Abstract The European Council has proposed to stick to a more ambitious GHG target but to scrap a binding RES target for the post-2020 period. This is in line with many existing assessments which demonstrate that additional RES policies impair the cost-effectiveness of addressing a single CO2 externality, and should therefore be abolished. Our analysis explores to what extent this reasoning holds in a secondbest setting with multiple externalities related to fossil and nuclear power generation and policy constraints. In this context, an additional RES policy may help to address externalities for which firstbest policy responses are not available. We use a fully integrated combination of two separate models the top-down, global macro-economic model E3MG and the bottom-up, global electricity sector model FTT:Power – to test this hypothesis. Our quantitative analysis confirms that pursuing an ambitious RES target may mitigate nuclear risks and at least partly also negative non-carbon externalities associated with the production, import and use of fossil fuels. In addition, we demonstrate that an additional RES target does not necessarily impair GDP and other macro-economic measures if rigid assumptions of purely rational behaviour of market participants and perfect market clearing are relaxed. Overall, our analysis thus demonstrates that RES policies implemented in addition to GHG policies are not per se welfare decreasing. There are plausible settings in which an additional RES policy may outperform a single GHG/ETS strategy. Due to the fact, however, that i) policies may have a multiplicity of impacts, ii) the size of these impacts is subject to uncertainties and iii) their valuation is contingent on individual preferences, an unambiguous, “objective” economic assessment is impossible. Thus, the eventual decision on the optimal choice and design of climate and energy policies can only be taken politically.

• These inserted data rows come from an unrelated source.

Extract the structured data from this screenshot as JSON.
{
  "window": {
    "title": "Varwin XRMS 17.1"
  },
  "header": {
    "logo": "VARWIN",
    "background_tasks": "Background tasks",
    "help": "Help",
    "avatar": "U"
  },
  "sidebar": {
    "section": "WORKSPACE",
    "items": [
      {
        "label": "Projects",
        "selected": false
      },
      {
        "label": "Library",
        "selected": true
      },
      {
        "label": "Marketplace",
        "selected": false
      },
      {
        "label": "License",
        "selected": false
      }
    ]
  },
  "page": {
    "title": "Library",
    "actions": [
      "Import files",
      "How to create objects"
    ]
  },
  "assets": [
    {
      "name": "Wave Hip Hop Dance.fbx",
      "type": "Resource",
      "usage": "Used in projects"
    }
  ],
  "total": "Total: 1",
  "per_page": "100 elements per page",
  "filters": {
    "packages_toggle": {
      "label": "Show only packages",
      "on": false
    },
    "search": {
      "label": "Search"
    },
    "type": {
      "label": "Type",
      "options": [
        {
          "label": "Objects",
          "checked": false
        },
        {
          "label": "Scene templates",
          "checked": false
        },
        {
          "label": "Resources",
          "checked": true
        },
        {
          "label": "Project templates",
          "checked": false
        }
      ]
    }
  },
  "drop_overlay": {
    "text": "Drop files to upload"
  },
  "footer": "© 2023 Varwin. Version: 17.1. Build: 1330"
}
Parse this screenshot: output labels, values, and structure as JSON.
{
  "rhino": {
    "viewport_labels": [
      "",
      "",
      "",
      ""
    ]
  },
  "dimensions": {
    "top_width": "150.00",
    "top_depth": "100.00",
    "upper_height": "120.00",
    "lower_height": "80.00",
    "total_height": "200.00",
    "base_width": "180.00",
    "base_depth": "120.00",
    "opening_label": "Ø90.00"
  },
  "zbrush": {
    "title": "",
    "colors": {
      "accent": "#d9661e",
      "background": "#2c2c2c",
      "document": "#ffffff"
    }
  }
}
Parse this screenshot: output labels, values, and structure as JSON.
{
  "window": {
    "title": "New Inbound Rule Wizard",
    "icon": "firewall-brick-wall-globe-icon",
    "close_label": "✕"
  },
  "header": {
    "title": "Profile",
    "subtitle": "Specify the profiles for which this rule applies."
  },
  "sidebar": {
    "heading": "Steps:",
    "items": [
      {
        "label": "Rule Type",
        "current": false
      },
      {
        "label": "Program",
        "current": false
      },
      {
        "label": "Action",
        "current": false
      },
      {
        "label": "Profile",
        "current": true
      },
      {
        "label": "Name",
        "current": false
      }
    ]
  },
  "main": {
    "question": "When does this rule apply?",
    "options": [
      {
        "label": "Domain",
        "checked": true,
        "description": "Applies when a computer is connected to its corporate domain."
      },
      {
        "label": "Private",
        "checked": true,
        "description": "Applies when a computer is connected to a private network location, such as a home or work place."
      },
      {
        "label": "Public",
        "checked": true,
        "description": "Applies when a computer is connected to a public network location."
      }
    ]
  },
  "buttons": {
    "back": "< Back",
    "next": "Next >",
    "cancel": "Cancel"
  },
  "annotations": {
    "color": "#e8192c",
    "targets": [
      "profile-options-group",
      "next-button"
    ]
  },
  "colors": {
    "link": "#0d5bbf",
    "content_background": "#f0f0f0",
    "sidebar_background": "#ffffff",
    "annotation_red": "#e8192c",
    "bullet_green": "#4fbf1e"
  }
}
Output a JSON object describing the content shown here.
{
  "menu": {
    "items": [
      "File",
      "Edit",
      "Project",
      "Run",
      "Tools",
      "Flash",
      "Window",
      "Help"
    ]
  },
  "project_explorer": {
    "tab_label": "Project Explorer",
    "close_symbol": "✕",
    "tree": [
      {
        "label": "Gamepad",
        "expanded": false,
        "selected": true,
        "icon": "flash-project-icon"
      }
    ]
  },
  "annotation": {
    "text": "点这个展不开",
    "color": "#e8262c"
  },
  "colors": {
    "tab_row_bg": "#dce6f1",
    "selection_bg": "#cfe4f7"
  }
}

Keywords climate policy; energy policy; EU; emissions trading; renewable energy; energy supply; efficiency
Classification Special areas of Departmental Policy; Ecology, Environment; European Politics
Free Keywords policy mix
Document language English
Publication Year 2014
City Leipzig
Page/Pages 36 p.
Series UFZ Discussion Papers, 3/2014
ISSN 1436-140X
Status Published Version
Licence Creative Commons - Attribution-NonCommercial-ShareAlike